The Open UniversitySkip to content

What happens in global value chains when the markey shifts from the north to the south?

Kaplinsky, Raphael; Terheggen, Anne; Tijaja, Julia and Farooki, Masuma (2010). What happens in global value chains when the markey shifts from the north to the south? World Bank.

Full text available as:
PDF (Version of Record) - Requires a PDF viewer such as GSview, Xpdf or Adobe Acrobat Reader
Download (547Kb)
Google Scholar: Look up in Google Scholar


This paper charts the evolution of financial and economic crisis in the global economy and argues that the likely outcome will be sustained growth in the two very large Asian Driver economies of China and India and stagnation in the historically dominant northern economies. Given the nature of demand in low income southern economies, it is likely to be reflected in sustained demand for commodities, with other southern economy producers in global value chains being forced into lower levels of value added. Standards are likely to be of considerably reduced significance in value chains feeding into China and India. These issues are considered in the light of evidence drawn from the experience of Thai exporters of cassava, and Gabonese exporters of timber.

Item Type: Other
Academic Unit/Department: Mathematics, Computing and Technology > Engineering & Innovation
Mathematics, Computing and Technology
Interdisciplinary Research Centre: Innovation, Knowledge & Development research centre (IKD)
Item ID: 22403
Depositing User: Olivia Acquah
Date Deposited: 26 Jul 2010 12:22
Last Modified: 24 Feb 2016 08:44
Share this page:

Download history for this item

These details should be considered as only a guide to the number of downloads performed manually.

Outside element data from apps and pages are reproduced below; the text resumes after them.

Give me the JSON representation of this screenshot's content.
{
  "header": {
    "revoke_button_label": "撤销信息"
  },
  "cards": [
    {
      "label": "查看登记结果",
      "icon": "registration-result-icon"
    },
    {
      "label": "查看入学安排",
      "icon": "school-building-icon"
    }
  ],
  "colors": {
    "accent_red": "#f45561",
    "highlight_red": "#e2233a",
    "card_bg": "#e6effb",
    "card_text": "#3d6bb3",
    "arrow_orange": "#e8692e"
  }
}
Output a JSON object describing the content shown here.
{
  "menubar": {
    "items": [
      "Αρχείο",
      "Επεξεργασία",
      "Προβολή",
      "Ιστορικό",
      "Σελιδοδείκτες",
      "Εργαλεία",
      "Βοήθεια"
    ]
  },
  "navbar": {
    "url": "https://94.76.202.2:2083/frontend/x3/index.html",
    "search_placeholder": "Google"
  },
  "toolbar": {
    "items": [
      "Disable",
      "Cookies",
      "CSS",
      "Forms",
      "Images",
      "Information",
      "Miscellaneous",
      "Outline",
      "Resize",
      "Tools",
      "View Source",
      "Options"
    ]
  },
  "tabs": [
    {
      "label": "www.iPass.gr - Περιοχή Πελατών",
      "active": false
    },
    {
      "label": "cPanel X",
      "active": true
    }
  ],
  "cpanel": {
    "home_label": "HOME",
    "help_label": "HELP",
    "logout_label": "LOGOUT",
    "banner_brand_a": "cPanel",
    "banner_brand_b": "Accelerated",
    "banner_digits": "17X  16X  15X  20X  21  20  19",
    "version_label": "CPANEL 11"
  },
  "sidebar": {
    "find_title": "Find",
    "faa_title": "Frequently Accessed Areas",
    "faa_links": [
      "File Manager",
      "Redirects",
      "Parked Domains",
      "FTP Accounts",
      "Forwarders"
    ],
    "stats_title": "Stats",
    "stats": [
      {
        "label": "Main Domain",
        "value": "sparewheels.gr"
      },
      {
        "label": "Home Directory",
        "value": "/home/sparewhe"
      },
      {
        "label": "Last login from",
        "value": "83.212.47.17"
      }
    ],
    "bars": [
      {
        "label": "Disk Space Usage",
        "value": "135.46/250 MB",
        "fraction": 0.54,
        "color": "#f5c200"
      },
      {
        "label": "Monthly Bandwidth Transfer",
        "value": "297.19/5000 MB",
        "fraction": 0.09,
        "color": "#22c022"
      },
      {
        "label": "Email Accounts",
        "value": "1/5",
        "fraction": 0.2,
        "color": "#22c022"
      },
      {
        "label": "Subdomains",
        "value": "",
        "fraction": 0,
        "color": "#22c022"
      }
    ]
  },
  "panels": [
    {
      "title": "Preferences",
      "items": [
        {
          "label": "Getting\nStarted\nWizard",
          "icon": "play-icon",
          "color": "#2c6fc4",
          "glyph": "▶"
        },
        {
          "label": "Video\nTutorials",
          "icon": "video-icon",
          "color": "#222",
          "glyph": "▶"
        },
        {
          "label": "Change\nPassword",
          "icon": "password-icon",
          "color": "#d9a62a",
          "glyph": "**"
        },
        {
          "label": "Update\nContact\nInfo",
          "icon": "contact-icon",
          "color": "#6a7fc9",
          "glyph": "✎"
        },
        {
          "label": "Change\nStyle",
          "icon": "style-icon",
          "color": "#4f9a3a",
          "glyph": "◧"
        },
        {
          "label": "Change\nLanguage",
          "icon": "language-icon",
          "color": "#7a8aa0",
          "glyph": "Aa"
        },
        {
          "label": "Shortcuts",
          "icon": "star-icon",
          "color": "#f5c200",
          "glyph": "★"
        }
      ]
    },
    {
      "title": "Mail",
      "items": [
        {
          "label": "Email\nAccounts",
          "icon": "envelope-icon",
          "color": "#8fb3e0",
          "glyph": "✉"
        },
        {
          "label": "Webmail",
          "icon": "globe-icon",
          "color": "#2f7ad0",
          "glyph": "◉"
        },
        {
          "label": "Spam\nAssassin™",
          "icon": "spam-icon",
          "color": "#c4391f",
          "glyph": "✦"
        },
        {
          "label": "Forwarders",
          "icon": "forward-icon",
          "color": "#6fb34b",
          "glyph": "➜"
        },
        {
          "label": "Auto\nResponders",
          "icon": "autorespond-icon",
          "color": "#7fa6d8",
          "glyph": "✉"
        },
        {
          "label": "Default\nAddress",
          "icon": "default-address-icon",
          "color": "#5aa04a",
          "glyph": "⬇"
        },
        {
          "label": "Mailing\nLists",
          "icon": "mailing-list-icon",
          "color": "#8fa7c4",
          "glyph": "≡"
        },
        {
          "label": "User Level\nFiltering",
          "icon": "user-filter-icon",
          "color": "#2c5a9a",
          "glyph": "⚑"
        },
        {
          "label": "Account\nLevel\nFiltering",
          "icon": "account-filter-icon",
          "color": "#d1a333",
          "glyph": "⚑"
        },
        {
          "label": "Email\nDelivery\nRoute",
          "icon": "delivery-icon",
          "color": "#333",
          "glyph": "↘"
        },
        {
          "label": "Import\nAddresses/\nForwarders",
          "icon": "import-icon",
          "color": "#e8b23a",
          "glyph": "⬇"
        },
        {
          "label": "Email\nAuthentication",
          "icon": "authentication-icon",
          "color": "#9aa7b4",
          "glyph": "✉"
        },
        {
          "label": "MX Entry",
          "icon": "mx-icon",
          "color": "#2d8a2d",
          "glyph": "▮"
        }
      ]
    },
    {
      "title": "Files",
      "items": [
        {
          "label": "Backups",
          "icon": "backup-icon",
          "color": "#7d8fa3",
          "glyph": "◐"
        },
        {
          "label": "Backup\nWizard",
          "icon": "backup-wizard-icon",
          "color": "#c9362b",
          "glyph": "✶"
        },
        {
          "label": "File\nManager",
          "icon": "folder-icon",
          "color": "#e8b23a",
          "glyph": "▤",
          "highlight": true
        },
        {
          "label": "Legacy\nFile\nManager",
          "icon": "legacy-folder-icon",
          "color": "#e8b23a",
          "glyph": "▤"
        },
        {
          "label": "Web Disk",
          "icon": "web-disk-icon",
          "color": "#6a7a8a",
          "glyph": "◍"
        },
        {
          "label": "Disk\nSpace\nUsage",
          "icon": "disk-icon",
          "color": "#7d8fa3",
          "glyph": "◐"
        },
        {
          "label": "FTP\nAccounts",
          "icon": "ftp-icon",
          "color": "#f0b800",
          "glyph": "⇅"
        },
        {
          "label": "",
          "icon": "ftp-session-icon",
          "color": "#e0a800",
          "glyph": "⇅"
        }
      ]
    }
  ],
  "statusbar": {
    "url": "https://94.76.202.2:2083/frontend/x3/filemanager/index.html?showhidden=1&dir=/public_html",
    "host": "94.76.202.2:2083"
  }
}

Algorithmic methods have been applied in an attempt to remove automated downloads from the displayed statistics but no guarantee can be made as to the accuracy of the figures.

▼ Automated document suggestions from open access sources

Actions (login may be required)

Policies | Disclaimer

© The Open University   + 44 (0)870 333 4340